# MATERIAL FOR THIS TASK:
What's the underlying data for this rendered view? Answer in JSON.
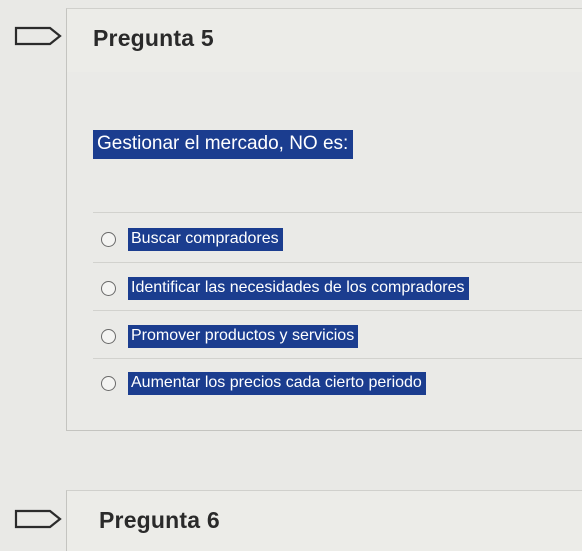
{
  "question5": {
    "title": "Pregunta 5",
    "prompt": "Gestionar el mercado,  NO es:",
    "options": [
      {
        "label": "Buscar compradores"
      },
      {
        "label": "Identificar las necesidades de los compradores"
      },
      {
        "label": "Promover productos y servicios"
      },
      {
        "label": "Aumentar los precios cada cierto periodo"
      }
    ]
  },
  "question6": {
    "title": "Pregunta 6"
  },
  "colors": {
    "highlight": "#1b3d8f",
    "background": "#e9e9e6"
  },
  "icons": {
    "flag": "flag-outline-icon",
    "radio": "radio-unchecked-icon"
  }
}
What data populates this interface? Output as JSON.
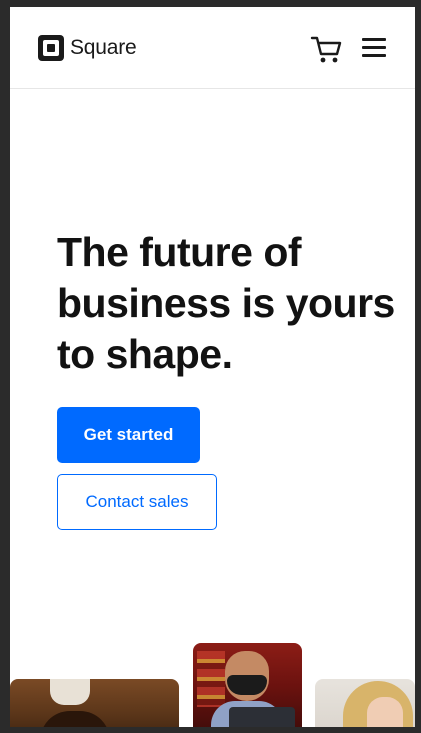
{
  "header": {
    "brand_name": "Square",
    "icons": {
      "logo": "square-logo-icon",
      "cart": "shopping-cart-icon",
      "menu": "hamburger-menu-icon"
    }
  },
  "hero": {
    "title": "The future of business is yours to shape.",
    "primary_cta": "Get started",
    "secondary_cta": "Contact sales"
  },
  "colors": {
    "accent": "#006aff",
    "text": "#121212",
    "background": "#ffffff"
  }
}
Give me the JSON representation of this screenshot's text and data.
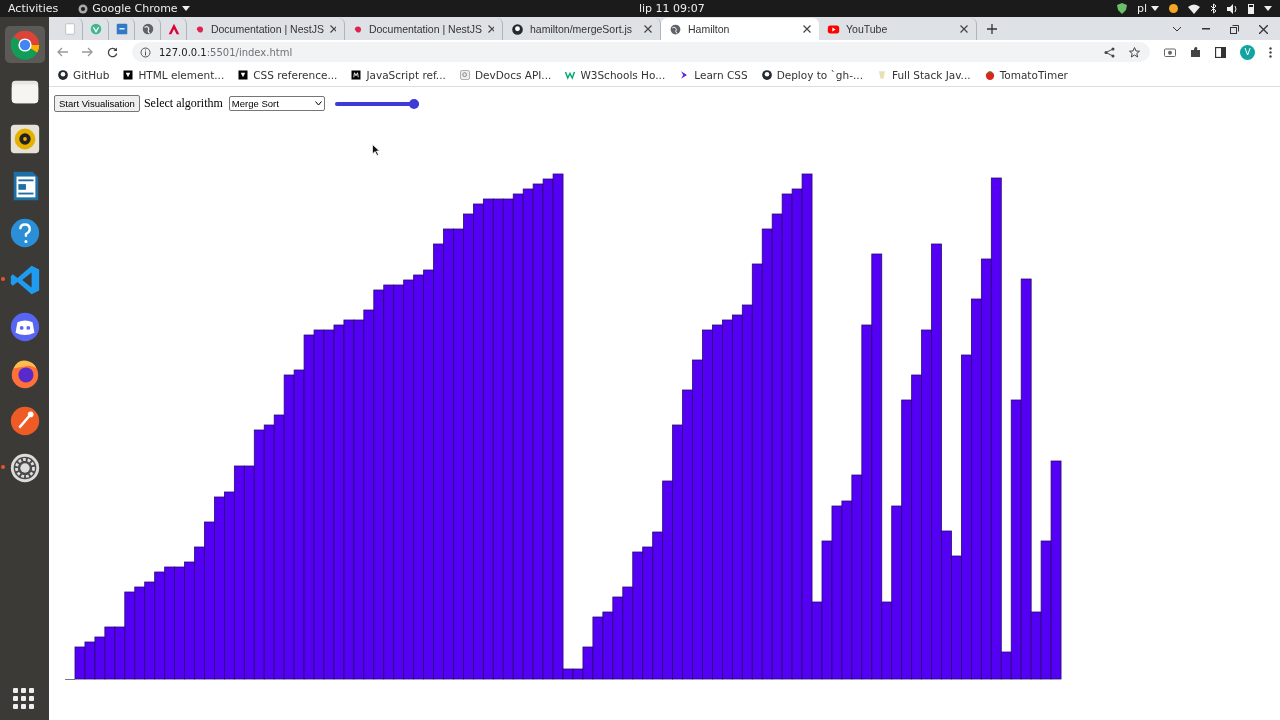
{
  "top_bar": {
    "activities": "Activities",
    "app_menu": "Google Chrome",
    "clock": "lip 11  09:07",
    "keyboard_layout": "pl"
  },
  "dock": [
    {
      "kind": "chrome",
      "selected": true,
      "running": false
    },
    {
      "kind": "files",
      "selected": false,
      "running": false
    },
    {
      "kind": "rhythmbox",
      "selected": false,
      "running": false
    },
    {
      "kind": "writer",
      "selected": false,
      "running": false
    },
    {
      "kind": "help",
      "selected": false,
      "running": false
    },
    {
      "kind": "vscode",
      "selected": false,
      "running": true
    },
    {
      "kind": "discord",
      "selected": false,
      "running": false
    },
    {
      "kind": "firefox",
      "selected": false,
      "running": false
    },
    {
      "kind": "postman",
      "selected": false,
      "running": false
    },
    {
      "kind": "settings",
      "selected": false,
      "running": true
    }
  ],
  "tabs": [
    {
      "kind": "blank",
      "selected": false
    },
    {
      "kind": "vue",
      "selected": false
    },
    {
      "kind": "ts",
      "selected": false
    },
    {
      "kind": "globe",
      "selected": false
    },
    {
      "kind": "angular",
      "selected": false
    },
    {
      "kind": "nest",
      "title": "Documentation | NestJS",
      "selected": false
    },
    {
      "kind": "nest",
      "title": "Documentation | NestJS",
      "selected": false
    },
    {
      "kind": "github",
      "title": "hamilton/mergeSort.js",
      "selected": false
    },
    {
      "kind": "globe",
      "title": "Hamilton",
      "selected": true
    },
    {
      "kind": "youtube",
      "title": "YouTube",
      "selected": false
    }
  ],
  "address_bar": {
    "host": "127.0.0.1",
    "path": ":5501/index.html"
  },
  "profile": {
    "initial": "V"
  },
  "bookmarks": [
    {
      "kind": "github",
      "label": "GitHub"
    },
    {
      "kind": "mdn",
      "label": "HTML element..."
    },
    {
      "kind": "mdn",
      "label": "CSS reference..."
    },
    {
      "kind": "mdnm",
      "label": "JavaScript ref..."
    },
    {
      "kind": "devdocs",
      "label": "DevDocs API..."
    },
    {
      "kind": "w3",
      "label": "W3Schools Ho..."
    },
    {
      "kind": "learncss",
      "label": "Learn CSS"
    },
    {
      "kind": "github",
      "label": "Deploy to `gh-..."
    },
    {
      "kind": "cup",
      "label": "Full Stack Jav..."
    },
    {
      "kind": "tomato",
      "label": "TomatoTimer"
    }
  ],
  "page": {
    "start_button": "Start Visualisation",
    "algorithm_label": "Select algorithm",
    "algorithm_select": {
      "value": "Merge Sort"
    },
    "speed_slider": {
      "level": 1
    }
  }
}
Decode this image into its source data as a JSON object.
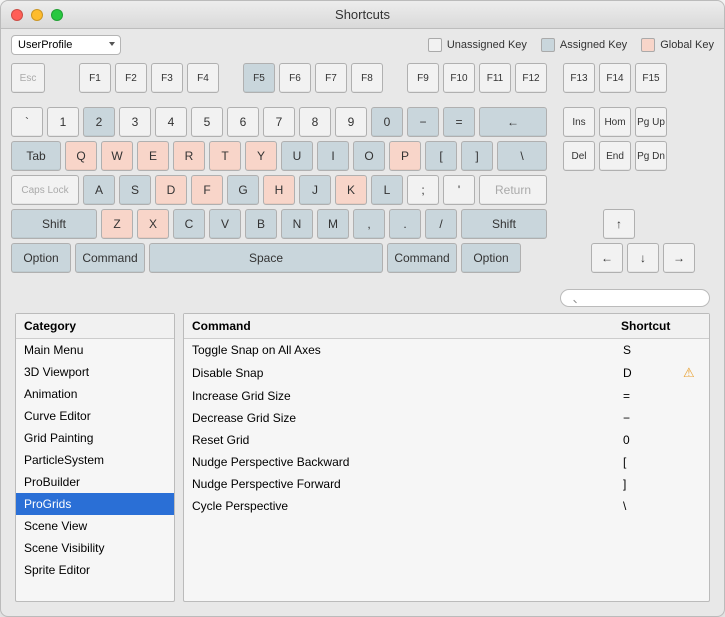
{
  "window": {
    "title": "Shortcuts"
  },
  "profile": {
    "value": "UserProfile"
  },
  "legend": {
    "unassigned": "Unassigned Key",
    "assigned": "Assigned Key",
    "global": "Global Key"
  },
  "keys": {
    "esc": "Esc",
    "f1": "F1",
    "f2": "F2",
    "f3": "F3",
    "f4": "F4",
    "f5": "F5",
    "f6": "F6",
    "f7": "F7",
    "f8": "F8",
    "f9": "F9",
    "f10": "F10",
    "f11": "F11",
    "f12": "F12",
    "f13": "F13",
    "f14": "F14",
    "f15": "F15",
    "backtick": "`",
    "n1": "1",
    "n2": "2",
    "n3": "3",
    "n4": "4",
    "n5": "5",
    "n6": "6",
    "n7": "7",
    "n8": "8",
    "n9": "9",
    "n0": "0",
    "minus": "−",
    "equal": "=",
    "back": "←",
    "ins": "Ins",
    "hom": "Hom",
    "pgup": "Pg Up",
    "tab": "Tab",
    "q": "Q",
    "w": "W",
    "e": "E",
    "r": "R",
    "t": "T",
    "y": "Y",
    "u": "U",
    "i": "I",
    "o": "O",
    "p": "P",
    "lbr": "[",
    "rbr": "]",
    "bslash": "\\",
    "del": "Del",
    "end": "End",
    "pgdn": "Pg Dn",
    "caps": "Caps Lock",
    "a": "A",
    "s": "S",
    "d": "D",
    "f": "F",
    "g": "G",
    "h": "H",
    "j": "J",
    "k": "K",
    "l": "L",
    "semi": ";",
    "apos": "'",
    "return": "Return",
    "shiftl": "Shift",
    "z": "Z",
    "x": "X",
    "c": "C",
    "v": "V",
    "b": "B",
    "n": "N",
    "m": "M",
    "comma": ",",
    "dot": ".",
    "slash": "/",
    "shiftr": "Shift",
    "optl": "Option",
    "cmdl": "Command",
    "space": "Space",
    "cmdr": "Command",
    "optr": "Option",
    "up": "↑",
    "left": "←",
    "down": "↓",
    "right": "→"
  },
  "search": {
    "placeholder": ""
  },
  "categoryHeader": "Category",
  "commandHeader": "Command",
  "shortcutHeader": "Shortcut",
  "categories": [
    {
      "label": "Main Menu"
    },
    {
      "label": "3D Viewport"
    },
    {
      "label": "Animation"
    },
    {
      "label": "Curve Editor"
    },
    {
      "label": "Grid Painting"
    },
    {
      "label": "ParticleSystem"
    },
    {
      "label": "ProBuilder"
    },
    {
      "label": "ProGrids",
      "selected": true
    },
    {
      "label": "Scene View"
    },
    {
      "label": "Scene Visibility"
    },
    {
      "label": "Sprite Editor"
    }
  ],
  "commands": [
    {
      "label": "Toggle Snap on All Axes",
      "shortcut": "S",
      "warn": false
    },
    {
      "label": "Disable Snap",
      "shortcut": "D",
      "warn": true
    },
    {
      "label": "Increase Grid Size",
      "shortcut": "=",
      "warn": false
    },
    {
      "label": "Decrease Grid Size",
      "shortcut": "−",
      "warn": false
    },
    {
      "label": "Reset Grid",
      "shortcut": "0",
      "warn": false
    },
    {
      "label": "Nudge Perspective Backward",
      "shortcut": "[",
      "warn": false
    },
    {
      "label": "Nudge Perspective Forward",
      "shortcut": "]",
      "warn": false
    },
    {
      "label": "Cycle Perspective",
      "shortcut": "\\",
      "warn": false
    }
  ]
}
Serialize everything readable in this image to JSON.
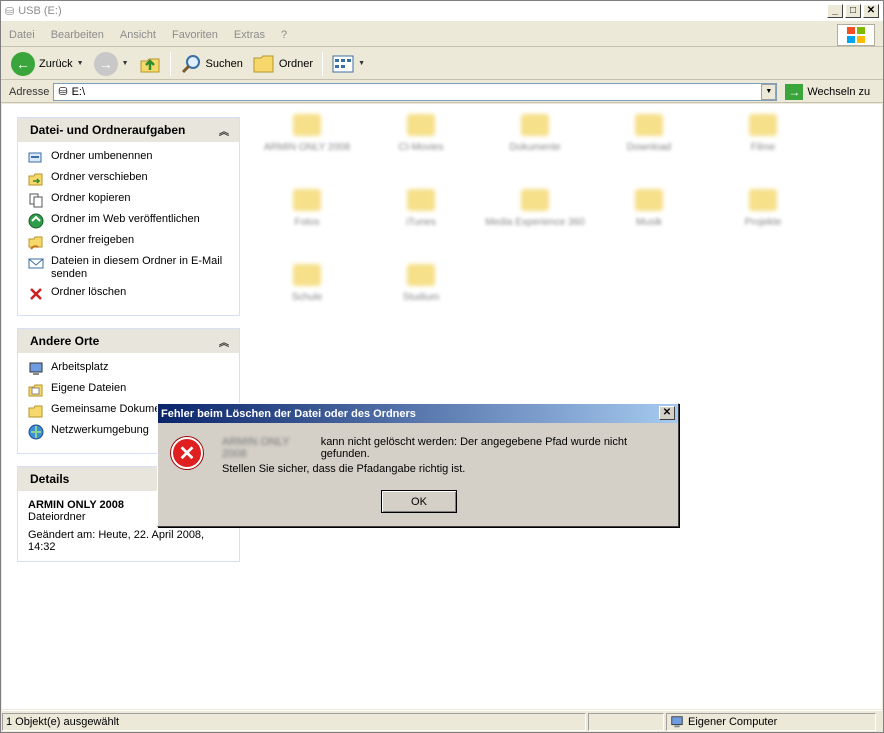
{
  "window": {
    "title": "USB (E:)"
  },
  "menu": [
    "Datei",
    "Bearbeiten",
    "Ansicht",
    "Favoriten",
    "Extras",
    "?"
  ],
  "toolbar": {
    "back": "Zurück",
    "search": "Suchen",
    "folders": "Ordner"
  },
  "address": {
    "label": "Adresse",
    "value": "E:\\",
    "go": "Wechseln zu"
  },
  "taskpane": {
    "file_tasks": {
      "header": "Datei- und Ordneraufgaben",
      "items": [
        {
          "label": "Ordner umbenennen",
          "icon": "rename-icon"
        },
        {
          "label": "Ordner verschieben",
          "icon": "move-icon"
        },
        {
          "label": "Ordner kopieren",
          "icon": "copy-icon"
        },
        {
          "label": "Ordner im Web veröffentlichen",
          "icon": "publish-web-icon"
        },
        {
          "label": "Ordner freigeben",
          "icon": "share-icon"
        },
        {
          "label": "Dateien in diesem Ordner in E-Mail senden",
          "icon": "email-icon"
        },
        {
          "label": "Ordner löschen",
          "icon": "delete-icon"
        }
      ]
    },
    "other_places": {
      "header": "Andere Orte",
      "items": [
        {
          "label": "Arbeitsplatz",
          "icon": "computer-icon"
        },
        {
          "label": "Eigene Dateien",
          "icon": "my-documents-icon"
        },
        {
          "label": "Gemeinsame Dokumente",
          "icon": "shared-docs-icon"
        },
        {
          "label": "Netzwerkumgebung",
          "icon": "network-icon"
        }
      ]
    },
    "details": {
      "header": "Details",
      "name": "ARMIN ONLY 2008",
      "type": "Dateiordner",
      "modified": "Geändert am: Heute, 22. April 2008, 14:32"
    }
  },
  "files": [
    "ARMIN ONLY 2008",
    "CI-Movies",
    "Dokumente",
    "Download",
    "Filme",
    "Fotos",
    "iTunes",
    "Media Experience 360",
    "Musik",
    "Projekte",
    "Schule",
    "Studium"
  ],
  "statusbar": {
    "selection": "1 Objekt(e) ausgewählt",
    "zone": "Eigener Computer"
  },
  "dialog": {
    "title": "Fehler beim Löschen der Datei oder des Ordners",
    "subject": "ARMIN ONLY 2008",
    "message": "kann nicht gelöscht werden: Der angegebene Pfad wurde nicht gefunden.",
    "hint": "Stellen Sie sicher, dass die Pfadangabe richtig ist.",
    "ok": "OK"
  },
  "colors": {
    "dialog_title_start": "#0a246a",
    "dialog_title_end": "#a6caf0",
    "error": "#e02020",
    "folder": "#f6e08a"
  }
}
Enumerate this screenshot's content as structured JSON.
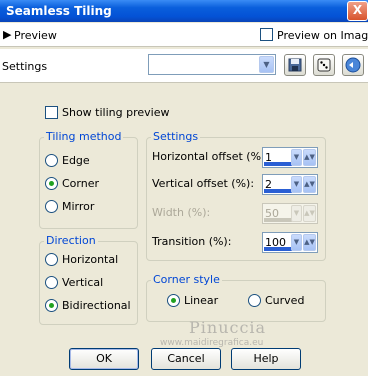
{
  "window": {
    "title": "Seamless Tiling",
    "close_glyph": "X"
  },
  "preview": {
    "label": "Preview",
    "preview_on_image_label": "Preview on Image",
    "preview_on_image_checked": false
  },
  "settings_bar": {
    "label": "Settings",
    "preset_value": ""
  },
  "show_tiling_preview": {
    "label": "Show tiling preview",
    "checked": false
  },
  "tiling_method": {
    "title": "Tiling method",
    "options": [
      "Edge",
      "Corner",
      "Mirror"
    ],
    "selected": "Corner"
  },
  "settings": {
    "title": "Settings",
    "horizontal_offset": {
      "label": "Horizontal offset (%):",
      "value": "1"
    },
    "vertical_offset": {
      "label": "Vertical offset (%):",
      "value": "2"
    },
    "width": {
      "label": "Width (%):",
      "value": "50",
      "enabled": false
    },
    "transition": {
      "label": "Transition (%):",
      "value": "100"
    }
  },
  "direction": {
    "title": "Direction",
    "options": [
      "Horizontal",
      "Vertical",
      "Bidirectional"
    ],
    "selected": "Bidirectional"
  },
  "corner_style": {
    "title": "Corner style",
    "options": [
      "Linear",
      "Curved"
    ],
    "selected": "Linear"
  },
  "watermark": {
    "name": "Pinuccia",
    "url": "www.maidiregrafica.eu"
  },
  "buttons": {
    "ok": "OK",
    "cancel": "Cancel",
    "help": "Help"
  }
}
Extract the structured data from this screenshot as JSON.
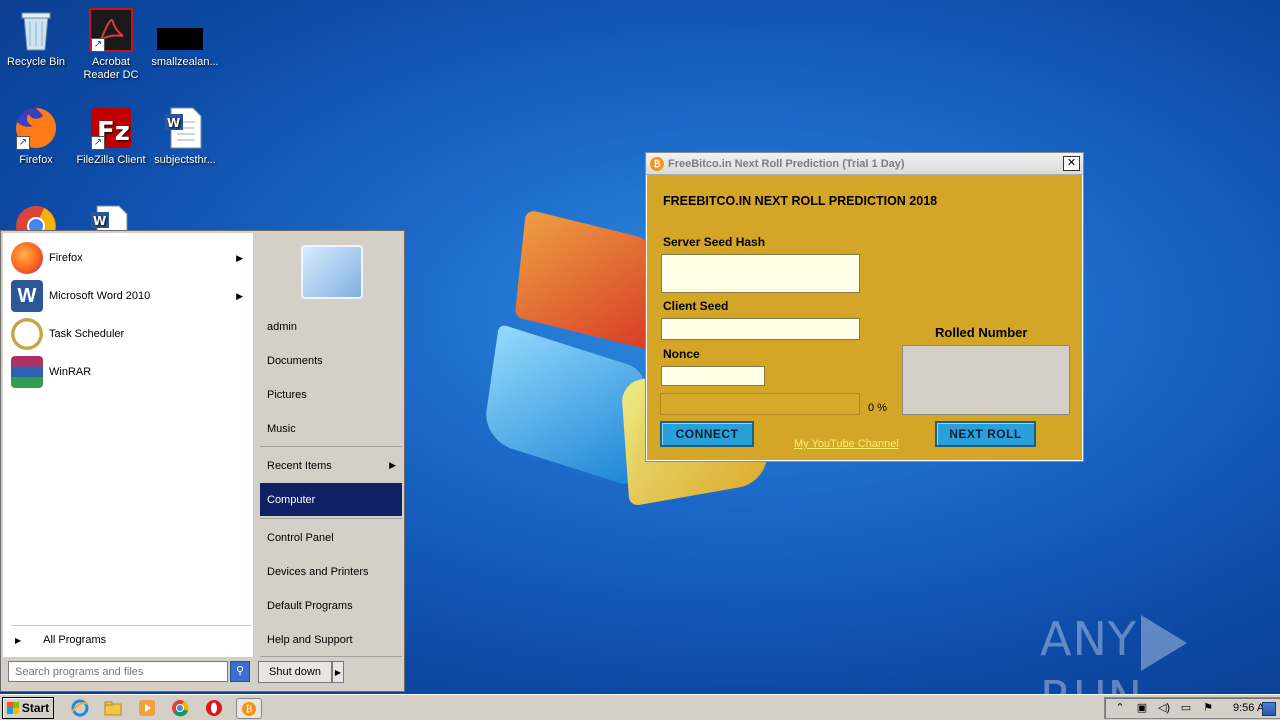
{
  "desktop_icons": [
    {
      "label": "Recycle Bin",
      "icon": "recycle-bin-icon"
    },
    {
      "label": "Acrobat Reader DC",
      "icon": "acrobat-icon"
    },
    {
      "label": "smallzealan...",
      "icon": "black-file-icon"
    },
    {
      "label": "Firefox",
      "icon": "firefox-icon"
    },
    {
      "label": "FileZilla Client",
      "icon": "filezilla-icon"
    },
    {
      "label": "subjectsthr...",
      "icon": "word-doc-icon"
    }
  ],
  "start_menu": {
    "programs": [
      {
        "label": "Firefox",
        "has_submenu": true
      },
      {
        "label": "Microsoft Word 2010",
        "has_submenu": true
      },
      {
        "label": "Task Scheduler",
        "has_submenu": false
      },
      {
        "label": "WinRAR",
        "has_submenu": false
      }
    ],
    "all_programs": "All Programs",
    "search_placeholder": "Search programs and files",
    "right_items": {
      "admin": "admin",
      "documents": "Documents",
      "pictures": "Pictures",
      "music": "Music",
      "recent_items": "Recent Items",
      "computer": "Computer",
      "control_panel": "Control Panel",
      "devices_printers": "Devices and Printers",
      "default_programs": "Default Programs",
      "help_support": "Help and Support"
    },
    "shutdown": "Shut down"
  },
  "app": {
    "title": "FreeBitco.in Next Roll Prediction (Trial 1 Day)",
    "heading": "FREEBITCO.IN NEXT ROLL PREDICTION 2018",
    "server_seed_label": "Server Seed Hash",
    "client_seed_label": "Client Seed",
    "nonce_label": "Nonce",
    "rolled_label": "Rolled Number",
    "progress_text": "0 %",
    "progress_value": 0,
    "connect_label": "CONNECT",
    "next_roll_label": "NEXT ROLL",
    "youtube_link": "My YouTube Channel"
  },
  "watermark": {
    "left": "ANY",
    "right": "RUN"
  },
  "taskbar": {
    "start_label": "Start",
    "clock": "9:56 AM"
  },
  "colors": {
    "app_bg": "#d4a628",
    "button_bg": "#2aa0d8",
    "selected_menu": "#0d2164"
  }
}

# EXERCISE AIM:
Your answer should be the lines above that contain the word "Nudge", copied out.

# REPLY TO THE TASK:
      "label": "Nudge Perspective Backward",
      "label": "Nudge Perspective Forward",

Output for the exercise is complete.